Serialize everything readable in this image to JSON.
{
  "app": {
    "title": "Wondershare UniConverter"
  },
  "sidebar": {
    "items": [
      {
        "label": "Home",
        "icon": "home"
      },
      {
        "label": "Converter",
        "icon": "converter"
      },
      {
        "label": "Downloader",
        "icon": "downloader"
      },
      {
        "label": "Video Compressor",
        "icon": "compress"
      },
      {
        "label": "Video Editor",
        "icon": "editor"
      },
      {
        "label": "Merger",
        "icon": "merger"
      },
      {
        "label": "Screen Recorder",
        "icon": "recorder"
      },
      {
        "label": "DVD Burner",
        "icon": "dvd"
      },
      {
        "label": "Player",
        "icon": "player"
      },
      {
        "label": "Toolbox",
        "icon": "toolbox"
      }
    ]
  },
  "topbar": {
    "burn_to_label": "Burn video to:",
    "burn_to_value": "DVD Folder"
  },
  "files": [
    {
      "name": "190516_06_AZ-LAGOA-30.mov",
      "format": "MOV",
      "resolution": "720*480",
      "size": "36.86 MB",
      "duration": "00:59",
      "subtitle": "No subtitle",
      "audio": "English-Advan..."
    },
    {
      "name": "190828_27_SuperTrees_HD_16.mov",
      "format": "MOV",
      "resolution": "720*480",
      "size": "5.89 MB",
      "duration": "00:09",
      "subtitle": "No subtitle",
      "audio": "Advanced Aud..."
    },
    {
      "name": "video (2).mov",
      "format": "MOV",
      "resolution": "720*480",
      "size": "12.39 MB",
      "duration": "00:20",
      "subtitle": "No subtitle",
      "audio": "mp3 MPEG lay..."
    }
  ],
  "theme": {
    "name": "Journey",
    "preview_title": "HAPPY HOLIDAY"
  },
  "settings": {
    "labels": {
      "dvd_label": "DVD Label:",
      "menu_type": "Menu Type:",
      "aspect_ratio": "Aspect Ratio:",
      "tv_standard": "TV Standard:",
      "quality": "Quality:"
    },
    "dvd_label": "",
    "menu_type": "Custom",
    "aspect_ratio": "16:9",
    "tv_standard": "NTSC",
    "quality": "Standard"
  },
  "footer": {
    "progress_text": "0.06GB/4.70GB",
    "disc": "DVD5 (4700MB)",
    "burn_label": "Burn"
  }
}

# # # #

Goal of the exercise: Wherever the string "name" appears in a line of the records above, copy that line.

Exercise result:
      "name": "190516_06_AZ-LAGOA-30.mov",
      "name": "190828_27_SuperTrees_HD_16.mov",
      "name": "video (2).mov",
    "name": "Journey",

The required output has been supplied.